close this folderPUBLICATIONS
View the document“Hunger 1993: Uprooted People”
View the document“Child Malnutrition: Progress Toward the World Summit for Children Goal”
View the document“Investing in Nutrition with World Bank Assistance”
View the document“Understanding Intrahousehold Resource Allocation”
View the document“The Health of Women: A Global Perspective”
View the document“The Incidence of Poverty in Developing Countries: A Compendium of ILO Data”
View the document“Food, Health and Care: The UNICEF Vision and Strategy for a World Free from Hunger and Malnutrition”
View the document“Breastfeeding, Growth & Illness: An Annotated Bibliography”
View the document“The State of Breastfeeding in Ghana: Practices and Promotion”
View the document“The Economic Rationale for Investing in Nutrition in Developing Countries”
View the documentUrban Nutrition in Developing Countries

“The Economic Rationale for Investing in Nutrition in Developing Countries”

(1992) by Jere Behrman, USAID, Washington, D.C.

Jere Behrman has been one of the most active scholars in the field of economics of nutrition and human capital in developing countries. This publication, which summarizes what is known about the economic contribution of good nutrition, is another of his important contributions to the understanding of this complex topic. Whenever governments invest in programs such as nutrition, the most commonly used rationale is that it is part of the effort to meet the basic needs of the population, or generally the equity considerations. However, there is an economic argument, though less understood, for investing in nutrition, as Behrman points out. That is, that better nutrition increases the productivity of populations.

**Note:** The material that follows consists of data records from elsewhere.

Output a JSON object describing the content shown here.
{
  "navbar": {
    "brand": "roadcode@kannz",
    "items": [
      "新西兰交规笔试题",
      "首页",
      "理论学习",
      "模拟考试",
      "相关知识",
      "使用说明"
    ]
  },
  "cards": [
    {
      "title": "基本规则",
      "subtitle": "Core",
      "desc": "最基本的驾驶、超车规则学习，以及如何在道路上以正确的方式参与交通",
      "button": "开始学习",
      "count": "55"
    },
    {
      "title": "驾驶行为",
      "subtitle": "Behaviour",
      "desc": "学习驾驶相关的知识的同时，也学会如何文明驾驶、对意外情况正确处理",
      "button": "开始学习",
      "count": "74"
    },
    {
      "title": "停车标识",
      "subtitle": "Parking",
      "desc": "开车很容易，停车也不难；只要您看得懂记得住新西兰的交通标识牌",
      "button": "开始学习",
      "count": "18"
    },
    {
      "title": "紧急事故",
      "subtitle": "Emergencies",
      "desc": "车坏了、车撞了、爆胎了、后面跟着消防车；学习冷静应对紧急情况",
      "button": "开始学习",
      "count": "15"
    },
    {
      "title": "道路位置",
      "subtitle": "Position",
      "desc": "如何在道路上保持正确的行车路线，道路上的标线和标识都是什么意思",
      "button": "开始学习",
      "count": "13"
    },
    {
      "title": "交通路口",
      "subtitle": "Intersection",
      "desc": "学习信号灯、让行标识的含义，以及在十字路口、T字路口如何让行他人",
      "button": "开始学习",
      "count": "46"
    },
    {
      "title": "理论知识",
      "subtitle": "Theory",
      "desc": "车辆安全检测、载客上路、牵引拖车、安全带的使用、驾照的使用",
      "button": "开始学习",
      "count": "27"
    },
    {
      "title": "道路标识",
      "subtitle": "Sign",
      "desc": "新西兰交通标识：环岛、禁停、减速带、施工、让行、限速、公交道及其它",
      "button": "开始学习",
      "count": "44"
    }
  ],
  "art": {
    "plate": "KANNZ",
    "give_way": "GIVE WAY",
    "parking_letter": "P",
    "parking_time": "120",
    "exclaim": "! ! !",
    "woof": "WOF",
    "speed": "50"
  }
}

The publication is devoted to the review of evidence of the direct and indirect productivity effects of good nutrition. He has divided the evidence between the experimental surveys - using carefully designed controls - and the socio-economic surveys.

Behrman concludes that these studies tend to show that the returns to nutrition are even higher than the returns to education, although most education programs tend to have been much more emphasized in the literature. For example, studies in control of iron deficiency anemia have shown extremely high benefit-cost ratios, although he questions the assumptions related to the benefit side of the calculations. Nonetheless, the question is the order of magnitude of the benefits.

The available evidence, although hardly perfect, suggests that in terms of growth and productivity as well as equity concerns, there maybe payoffs to better nutrition in poorer areas of the developing world.

If the economic productivity gains to households from better nutrition are extremely high, as the studies would argue, why aren't households investing in these foods? Is it due to lack of specific nutrition knowledge? Behrman concludes that governments have the likely comparative advantage in assuring adequate information about nutrition, its nature, and its effects, given the public goods aspect of the information.

This publication is an important contribution to the state of knowledge of the relationship between nutrition and productivity in developing countries.

(For further information please contact: Office of Nutrition, USAID, 320 21st Street, N.W., Washington, D.C., 20523, USA. Tel: 703 875 4074 Fax: 703 875 7483)